You pick up your phone, glance at Facebook, Twitter, Instagram, then peek in on your email. By the time you're done with that, it's time to see if anything's new on Facebook again. Then, you realise an hour has passed. Researchers call this a "ludic loop". Over at Barking Up the Wrong Tree, Eric Barker digs into Adam Alter's Irresistible for a solution.
Image from Pixabay.
The "ludic loop" is best known as the mental quirk that keeps you in front of a slot machine, but it's also what keeps you addicted to a game like Candy Crush. Essentially, the "ludic loop" happens when you're lulled into a state of near tranquillity by doing the same thing over and over.
For many of us, that loop is simply checking in on your smartphone, which quickly becomes a loop of also checking email, Facebook, Instagram or whatever else. Adam Alter suggests using a "stopping rule", which is basically giving yourself a hard ending. Here's how Alter describes it with television:
It's a rule that says at this point it's time for me to stop. It breaks the reverie and makes you think of something else; it gets you outside of the space you've been in. The best thing to do is to use a declarative statement like, "I don't watch more than two episodes of a show in a row, that's just not who I am."
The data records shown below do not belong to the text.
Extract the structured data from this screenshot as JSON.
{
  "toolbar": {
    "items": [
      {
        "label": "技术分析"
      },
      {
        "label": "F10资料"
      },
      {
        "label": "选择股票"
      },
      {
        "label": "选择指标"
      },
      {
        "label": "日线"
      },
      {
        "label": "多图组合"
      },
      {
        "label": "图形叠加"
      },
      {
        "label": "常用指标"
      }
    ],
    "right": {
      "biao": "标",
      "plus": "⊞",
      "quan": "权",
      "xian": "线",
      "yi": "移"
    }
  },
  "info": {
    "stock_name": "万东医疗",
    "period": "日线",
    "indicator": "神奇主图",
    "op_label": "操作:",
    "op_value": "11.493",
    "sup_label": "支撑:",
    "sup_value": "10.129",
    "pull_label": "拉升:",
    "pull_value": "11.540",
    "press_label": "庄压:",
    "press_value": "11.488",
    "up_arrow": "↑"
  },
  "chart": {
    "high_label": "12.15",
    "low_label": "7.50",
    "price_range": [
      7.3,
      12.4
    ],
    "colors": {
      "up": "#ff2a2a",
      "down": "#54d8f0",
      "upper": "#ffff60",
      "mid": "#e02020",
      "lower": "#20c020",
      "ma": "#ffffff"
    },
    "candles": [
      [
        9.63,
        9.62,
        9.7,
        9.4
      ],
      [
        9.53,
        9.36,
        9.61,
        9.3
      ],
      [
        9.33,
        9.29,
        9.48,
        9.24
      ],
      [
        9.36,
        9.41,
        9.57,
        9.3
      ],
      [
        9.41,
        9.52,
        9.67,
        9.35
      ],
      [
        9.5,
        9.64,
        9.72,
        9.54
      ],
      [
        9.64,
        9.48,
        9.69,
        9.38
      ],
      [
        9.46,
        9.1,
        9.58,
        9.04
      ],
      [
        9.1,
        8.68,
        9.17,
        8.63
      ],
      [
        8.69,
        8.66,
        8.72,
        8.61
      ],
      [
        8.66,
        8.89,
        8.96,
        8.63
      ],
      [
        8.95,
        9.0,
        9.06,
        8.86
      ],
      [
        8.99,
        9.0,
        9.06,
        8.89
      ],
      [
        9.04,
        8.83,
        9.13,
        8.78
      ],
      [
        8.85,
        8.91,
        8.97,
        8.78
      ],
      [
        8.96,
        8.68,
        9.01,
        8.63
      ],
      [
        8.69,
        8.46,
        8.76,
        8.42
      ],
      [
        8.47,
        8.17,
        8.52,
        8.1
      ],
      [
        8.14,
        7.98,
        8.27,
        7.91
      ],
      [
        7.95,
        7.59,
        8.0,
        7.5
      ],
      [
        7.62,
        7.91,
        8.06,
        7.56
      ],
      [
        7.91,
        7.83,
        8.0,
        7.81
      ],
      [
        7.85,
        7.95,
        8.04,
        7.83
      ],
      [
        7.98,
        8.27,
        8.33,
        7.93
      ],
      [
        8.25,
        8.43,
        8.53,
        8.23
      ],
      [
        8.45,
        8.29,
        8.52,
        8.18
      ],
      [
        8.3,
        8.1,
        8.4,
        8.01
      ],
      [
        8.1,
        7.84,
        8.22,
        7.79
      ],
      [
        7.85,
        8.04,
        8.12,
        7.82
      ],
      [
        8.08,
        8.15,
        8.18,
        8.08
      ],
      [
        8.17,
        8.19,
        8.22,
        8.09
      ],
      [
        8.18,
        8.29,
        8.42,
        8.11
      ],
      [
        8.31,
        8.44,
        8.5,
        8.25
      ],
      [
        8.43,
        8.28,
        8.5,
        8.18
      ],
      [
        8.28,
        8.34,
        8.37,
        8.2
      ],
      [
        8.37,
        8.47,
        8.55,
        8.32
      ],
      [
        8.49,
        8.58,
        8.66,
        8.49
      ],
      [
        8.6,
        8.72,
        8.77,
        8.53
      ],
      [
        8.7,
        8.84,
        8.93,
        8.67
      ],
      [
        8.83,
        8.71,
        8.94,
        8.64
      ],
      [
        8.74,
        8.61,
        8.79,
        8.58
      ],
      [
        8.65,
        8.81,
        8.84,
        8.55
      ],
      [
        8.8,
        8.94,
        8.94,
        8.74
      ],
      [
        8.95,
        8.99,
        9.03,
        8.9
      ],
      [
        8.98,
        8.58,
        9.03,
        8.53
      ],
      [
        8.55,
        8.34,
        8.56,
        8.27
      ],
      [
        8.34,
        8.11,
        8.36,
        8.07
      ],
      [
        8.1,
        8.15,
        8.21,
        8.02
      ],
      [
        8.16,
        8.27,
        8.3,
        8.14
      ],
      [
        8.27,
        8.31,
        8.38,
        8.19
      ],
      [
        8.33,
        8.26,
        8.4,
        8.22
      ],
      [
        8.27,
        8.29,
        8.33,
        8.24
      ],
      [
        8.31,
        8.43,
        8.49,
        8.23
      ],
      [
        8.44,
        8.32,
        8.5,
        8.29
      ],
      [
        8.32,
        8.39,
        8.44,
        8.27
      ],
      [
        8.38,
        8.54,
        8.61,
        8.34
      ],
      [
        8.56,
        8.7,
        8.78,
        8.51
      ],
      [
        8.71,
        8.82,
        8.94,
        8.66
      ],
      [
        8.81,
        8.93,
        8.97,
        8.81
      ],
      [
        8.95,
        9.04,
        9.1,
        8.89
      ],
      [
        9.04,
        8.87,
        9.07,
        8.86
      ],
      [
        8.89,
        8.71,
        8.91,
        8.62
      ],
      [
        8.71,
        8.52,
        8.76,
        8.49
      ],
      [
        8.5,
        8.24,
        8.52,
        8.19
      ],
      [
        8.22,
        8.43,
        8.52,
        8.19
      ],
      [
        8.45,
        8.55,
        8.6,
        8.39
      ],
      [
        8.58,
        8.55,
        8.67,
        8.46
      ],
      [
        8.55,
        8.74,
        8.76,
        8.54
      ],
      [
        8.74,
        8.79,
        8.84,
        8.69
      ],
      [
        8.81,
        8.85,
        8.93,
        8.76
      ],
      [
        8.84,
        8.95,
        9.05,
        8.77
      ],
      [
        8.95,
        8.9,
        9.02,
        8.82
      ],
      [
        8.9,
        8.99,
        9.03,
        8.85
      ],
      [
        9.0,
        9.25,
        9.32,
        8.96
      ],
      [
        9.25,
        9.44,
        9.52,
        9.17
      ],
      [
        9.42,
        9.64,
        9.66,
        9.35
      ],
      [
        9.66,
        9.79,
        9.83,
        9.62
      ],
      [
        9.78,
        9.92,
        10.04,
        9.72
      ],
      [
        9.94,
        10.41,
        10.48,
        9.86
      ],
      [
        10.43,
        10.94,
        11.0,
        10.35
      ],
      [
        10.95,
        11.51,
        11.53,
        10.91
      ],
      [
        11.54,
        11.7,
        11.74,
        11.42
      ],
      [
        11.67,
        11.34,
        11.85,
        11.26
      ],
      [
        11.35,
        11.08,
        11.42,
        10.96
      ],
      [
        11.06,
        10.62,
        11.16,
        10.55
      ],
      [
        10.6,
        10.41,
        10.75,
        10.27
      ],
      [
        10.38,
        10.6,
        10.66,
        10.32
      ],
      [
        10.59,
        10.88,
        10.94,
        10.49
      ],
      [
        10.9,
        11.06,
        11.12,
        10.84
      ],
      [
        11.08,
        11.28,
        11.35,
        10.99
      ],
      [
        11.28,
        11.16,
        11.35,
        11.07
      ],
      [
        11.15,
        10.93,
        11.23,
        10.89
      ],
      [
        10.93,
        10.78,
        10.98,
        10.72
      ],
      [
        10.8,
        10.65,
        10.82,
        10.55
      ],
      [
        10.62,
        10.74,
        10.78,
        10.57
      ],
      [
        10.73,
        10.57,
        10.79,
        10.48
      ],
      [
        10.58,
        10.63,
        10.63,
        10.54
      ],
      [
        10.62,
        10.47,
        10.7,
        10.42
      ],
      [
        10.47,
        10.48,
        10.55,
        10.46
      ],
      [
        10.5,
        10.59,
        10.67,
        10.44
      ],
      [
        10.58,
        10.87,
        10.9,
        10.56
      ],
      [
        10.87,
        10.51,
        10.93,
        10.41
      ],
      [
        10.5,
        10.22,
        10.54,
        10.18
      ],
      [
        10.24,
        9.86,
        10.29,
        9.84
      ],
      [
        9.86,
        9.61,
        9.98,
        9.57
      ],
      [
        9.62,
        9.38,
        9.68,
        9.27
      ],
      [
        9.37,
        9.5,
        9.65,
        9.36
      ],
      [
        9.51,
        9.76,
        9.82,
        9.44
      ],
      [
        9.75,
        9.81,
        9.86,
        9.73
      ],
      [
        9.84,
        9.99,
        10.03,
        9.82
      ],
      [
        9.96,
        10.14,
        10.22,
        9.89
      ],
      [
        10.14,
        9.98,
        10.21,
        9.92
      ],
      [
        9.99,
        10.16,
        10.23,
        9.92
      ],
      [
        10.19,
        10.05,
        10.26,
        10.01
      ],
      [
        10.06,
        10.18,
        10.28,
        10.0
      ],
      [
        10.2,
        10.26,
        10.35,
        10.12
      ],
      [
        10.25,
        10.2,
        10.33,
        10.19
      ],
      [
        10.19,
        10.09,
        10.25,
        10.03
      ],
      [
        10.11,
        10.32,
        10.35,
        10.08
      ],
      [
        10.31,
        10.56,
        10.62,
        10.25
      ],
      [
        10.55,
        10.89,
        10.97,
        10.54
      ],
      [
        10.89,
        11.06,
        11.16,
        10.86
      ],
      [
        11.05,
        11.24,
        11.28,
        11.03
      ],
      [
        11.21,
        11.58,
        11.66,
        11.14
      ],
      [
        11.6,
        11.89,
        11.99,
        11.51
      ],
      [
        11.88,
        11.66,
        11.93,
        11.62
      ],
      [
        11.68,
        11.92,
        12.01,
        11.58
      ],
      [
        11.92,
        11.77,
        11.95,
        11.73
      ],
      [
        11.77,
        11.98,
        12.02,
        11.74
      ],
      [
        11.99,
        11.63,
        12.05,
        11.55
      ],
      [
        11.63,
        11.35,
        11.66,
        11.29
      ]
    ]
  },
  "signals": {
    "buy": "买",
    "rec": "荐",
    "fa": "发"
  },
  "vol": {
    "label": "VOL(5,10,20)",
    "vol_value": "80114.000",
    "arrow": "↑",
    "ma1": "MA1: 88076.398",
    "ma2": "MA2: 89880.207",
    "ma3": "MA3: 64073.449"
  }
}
So, in the case of your phone, the obvious solution is to set a timer before you go down that rabbit hole and force yourself to quit looking at your phone when the timer goes off. That still requires a bit of willpower and foresight, two things that are pretty tough to maintain when it comes to the distracting apps on your phone, but it might be enough to break you of the habit.
An alternate approach to dealing with bad habits is to replace the bad habit with a better one. In the case of your social media loop, that could mean deleting the most time-consuming apps entirely, then replacing them with a more productive app. For example, Barking Up the Wrong Tree suggests reading a book through the Kindle app instead of looking at social media for the millionth time.
Personally, I have a collection of short stories saved in Pocket for this same purpose. While I enjoy reading short stories, it's always a struggle to get the ambition to start reading them. Those moments where I'm waiting for someone or just messing around wasting time are the perfect time to catch up on all those stories. The point is to either delete the apps that trigger that ludic loop or at least bury them in a folder somewhere off your home screen. Either way, head over to Barking Up the Wrong Tree for a few more ideas on breaking that loop.
This Is How To Stop Checking Your Phone: 5 Secrets from Research [Barking Up the Wrong Tree via BoingBoing]